# Exercise brief:
Your answer must consist of every line from the data below that includes the word "icon".

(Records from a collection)
+ + + +

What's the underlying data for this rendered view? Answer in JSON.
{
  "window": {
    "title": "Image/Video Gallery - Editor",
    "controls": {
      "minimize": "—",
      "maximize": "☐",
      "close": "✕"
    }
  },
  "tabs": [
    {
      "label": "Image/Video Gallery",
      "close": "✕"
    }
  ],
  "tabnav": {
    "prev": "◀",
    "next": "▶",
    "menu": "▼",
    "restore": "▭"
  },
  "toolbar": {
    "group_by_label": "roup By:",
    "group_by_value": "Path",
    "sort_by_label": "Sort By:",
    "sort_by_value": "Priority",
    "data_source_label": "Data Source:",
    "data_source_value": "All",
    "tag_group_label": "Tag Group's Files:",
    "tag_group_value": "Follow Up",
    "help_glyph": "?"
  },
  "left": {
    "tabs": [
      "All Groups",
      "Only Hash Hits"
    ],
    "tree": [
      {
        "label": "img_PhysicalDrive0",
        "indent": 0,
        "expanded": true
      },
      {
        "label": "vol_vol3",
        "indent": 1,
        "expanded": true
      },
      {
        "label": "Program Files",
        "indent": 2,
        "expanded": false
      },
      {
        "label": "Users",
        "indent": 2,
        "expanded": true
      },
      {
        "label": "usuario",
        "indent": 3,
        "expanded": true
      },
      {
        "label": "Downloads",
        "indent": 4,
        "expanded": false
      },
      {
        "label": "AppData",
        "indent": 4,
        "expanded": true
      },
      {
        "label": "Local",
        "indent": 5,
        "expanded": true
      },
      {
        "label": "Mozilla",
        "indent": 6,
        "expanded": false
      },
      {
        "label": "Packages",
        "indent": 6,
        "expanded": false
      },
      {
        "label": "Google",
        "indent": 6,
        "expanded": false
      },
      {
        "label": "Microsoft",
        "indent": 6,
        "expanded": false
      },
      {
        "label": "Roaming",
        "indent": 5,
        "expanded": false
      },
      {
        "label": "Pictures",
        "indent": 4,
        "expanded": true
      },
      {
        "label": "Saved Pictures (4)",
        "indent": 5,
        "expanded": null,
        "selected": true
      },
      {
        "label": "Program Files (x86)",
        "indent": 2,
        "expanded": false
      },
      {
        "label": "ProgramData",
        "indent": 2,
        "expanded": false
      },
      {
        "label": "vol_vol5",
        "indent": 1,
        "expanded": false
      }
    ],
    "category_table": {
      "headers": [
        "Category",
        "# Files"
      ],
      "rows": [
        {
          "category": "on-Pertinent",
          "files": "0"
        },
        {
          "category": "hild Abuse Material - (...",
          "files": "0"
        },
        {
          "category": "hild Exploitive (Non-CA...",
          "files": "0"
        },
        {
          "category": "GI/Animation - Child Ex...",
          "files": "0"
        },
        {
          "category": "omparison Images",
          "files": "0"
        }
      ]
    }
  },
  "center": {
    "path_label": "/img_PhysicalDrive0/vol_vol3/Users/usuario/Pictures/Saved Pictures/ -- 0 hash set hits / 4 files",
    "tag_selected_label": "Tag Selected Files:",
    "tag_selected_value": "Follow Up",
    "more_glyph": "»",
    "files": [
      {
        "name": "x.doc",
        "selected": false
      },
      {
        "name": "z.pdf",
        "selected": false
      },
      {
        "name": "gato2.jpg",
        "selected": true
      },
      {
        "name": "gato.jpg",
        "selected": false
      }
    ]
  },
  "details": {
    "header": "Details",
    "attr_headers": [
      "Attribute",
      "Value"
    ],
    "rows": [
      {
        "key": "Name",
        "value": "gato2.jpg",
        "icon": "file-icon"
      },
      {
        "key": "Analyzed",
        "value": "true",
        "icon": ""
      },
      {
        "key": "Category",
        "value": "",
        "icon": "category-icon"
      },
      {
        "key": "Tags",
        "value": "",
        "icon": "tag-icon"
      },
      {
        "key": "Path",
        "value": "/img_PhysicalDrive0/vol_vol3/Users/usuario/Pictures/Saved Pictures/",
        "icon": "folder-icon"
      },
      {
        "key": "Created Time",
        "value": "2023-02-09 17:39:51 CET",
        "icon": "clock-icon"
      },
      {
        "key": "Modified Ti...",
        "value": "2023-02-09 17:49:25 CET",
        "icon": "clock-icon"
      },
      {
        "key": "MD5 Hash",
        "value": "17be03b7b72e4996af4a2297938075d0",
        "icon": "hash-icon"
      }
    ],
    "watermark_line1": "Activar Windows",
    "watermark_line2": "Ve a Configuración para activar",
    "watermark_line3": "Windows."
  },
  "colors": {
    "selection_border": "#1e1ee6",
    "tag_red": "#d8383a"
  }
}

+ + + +

# Answer to this task:
        "icon": "file-icon"
        "icon": ""
        "icon": "category-icon"
        "icon": "tag-icon"
        "icon": "folder-icon"
        "icon": "clock-icon"
        "icon": "clock-icon"
        "icon": "hash-icon"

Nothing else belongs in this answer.